ClassDojo also do not claim to own the data they collect legally – instead, any data collected remains the express property of the user. Data ownership clauses in the Terms and Conditions of most of our favourite online services often state exactly the opposite. Facebook, for example, legally owns all the data you enter into their platform, allowing them to do what they please with it. This means, often selling it to others in the form of targeted ads on their platform.

ClassDojo’s position on who owns the data is an unheard of level of decency from a technology company. Although it is not particularly surprising. It’s not often that we see technology designed for children, as any technology that caters to users under 13 years of age needs to comply with The Children’s Online Privacy Protection Act (COPPA).

However, our second point – data vulnerabilities and the potential for hacking – is still a definite concern.

Intricate data on a child’s educational and behavioural development could prove to be an attractive target to hackers. This sort of information could be disastrous in the wrong hands.  Users should strongly consider whether or not the information they’re storing could be potentially harmful in the hands of someone else before they hit ‘save’.

That being said, ClassDojo do seem to understand this risk, and have very sensible data storage policies in place. Profile data not explicitly saved by a parent or student will expire and be deleted after one year, and anyone can request that their data be removed from the platform by contacting the ClassDojo team.


Minimising the online footprint

Just like we teach children that they should be wary of what they are putting on public internet, as teachers, parents and guardians we need to do right by the children in our care.

Your online footprint does not end where the public eye does. Most of your ‘online profile’ is stored privately – but that doesn’t mean it will be forever. It’s always wise to give just as much thought as to what you are saving as what you are sharing publicly. You never know who may be able to access this data should it ever be leaked.

Teachers should consider what feedback they are delivering over the application. Negative remarks on a student’s progress might be best given to a parent or guardian non-digitally. Just like you wouldn’t want a child posting photos of themselves acting up on Facebook or Instagram, so too do we want to reduce the risk of their past misbehaviour from haunting them in the future by keeping this kind of information off of the cloud.


Final thoughts

It’s important that parents give informed consent before signing up their children for any online service. Even one as seemingly innocuous as ClassDojo. Not all schools ask parents for their approval before entering their children’s data into these systems.

Lastly, ClassDojo’s terms and conditions do state clearly that they will never share your data, and never will.

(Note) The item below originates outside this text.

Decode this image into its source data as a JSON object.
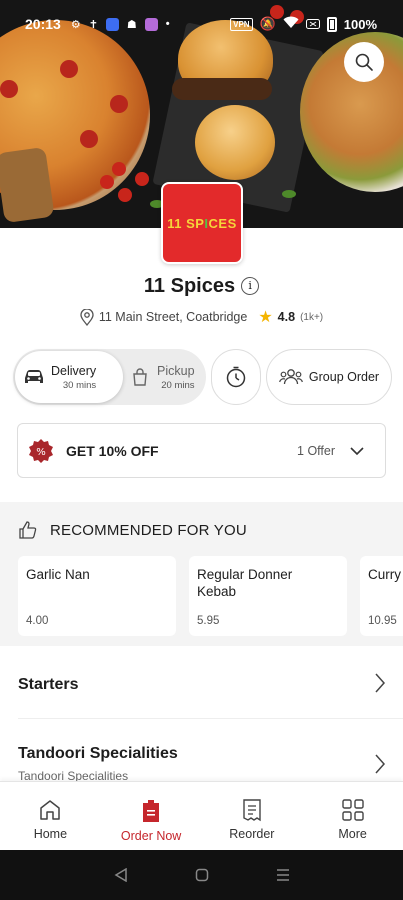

However, due to the nature of their business model (they are funded entirely by private investors) there is potential for this to change.

Investors do not invest for charitable reasons. They seek to make a profit. One way of securing a return on their investors’ bet on their company is to simply sell the company. With so many users and so much data, ClassDojo would be an attractive purchase for a larger organisation. Of course, this would mean all ClassDojo data would come under its new owner’s privacy policy – so ensure you are keeping up with any changes to the service’s ownership and Terms and Conditions.


Helpful resources for online safety

If you’d like to learn more about children’s online safety, and keeping the children in your care secure, we strongly recommend having a read of our free handbook; 5 principles to stay safe online.

You might also like to read our other handbooks on Safe Online Gaming, and our exploration of the Dark Web.